TRY IT –
Each line that includes "JSON" must be copied from the records.
>>
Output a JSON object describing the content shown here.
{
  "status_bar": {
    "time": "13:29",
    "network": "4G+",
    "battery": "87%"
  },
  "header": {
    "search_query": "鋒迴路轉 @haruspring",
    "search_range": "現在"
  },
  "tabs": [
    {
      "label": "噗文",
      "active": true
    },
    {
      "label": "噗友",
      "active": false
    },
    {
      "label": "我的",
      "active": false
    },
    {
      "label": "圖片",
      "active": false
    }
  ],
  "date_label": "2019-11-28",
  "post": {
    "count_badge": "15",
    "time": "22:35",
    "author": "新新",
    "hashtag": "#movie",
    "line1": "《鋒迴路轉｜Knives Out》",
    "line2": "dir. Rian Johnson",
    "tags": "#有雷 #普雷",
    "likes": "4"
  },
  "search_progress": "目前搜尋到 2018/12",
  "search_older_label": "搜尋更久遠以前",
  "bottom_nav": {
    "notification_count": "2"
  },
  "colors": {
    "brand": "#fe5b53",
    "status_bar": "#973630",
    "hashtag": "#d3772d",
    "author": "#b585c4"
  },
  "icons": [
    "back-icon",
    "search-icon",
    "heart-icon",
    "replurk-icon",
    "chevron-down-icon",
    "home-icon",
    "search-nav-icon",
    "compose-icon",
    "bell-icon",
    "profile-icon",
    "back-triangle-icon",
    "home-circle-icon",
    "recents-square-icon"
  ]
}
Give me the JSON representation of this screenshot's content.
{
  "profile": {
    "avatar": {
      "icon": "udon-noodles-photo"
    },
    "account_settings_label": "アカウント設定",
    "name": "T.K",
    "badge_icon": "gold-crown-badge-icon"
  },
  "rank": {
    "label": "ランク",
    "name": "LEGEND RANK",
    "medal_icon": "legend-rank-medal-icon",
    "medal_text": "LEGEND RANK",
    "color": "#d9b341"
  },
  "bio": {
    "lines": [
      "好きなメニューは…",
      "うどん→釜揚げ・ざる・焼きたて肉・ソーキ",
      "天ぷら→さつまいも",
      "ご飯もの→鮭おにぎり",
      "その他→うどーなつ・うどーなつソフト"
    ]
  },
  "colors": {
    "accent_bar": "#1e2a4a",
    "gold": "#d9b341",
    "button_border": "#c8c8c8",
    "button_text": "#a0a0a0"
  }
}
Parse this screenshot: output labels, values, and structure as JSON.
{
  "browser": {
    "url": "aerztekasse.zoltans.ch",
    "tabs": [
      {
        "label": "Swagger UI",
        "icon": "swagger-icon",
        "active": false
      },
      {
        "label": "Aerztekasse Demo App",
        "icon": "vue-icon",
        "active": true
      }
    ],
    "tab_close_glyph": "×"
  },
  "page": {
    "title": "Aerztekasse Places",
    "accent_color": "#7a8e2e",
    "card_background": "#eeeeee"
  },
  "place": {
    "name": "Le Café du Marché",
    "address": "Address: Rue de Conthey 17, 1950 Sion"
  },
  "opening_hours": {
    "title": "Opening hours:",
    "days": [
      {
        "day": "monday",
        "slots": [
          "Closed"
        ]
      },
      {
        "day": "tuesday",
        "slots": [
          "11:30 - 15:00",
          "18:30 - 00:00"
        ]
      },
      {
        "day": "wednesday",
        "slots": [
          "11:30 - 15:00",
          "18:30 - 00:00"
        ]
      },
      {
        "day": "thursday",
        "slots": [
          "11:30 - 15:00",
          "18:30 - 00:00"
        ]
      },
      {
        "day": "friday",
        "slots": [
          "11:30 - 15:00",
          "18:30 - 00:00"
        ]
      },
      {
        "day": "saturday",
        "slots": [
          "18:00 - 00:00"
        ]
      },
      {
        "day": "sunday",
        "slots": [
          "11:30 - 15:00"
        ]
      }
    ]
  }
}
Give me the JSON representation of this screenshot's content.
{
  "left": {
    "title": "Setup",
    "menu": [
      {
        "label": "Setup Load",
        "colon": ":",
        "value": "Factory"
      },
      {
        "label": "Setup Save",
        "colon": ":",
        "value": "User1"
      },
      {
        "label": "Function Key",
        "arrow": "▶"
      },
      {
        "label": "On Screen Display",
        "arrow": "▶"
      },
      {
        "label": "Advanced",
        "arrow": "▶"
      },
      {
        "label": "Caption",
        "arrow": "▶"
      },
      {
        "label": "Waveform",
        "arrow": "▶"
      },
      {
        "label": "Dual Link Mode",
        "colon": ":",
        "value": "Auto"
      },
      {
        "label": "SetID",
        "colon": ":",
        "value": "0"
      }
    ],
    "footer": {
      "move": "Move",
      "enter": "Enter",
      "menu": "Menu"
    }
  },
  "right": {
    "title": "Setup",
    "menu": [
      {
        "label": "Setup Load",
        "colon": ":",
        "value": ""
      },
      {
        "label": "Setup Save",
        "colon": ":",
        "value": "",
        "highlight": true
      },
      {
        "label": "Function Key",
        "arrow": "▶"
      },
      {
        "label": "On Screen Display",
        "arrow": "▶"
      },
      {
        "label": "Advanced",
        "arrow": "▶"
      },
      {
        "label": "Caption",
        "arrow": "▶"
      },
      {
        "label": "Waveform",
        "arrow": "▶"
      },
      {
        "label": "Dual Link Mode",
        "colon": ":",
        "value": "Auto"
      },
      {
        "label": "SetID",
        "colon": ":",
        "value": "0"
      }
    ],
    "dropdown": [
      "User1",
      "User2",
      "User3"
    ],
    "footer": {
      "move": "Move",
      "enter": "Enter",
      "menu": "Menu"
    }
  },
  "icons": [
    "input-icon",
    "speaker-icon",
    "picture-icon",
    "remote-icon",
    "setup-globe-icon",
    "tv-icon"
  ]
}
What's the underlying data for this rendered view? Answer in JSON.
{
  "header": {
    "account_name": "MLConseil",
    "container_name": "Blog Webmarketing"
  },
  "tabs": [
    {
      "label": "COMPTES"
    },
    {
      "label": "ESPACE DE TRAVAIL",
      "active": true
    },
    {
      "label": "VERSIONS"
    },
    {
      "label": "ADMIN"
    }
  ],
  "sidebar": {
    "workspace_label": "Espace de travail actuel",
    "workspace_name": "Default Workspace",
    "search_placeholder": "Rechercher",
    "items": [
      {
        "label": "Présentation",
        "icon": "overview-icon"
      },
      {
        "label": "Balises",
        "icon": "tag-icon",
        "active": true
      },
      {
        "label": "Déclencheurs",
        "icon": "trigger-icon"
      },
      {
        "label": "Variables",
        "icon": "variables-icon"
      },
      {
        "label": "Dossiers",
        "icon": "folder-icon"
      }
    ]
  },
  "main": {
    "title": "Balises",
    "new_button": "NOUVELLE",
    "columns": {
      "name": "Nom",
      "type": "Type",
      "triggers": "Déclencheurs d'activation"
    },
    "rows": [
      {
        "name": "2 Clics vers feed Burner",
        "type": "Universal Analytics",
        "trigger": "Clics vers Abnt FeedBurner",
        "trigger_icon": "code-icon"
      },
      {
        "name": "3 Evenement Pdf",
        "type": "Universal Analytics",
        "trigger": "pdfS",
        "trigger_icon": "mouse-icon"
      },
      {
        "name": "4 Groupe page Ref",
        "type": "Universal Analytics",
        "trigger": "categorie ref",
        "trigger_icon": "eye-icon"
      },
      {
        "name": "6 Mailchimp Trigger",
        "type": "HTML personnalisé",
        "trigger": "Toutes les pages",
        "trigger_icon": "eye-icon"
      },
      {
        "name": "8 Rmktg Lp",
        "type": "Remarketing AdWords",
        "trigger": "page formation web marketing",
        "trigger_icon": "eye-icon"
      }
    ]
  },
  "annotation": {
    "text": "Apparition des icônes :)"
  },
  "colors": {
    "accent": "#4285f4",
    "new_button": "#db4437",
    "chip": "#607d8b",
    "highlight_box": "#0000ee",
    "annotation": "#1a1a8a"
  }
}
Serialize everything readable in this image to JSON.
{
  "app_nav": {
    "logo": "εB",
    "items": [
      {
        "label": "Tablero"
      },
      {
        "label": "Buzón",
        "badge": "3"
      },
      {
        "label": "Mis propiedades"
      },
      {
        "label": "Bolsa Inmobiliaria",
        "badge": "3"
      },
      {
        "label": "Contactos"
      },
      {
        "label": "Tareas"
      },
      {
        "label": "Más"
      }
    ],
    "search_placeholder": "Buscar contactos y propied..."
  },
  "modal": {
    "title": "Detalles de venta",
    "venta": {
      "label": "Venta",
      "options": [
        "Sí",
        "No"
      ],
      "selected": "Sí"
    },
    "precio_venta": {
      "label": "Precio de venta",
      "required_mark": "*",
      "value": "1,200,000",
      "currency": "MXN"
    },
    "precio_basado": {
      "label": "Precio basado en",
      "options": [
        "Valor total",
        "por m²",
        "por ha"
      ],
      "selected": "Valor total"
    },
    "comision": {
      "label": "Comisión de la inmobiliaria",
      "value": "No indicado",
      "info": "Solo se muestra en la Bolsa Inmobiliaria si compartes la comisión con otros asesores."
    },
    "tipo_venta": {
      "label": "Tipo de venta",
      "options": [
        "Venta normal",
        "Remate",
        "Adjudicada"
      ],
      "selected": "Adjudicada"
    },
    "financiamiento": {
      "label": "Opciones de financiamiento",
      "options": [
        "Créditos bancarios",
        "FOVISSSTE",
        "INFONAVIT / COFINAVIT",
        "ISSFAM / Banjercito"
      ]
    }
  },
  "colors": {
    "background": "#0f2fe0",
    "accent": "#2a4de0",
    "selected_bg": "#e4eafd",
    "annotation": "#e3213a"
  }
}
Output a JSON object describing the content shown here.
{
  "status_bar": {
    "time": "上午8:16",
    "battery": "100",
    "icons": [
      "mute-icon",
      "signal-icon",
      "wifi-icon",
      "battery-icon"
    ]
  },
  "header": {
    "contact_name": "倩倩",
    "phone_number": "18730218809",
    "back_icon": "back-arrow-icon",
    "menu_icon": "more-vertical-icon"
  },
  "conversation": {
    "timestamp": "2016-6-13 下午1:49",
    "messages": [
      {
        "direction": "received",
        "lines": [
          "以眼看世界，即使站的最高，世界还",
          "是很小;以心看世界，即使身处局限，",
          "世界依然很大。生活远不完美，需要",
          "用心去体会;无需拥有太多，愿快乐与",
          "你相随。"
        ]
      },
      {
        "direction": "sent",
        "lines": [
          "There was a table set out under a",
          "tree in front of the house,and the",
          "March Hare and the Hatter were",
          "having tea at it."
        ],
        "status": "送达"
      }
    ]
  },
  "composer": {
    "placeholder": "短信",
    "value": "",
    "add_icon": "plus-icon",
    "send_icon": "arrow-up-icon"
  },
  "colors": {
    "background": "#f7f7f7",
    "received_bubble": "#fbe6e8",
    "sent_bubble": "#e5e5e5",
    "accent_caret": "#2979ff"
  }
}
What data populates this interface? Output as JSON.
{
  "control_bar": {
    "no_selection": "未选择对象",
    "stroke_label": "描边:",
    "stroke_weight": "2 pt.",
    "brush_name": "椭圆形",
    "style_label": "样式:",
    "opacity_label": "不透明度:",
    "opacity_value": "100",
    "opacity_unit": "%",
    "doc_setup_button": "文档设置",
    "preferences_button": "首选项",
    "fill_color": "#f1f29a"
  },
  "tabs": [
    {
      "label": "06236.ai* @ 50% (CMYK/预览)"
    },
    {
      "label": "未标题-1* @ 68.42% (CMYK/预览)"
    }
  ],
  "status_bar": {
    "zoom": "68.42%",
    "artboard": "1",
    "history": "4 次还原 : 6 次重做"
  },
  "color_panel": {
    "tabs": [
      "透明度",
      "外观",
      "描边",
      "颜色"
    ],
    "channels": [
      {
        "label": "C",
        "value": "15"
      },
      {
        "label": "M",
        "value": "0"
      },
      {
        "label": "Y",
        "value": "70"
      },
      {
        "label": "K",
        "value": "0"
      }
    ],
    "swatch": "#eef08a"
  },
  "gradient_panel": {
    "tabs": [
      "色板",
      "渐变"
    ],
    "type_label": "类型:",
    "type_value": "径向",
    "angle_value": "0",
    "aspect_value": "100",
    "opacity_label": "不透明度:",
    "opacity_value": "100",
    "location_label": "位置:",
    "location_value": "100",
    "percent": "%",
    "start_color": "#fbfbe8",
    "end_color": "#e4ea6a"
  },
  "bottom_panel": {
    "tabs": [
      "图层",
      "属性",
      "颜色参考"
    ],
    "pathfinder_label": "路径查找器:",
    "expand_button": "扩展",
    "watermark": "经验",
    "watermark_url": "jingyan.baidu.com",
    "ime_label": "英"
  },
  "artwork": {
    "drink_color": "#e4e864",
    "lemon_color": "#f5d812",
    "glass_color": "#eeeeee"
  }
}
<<
TASK ANSWER –
Output a JSON object describing the content shown here.
Give me the JSON representation of this screenshot's content.
Parse this screenshot: output labels, values, and structure as JSON.
Give me the JSON representation of this screenshot's content.
What's the underlying data for this rendered view? Answer in JSON.
Serialize everything readable in this image to JSON.
Output a JSON object describing the content shown here.
What data populates this interface? Output as JSON.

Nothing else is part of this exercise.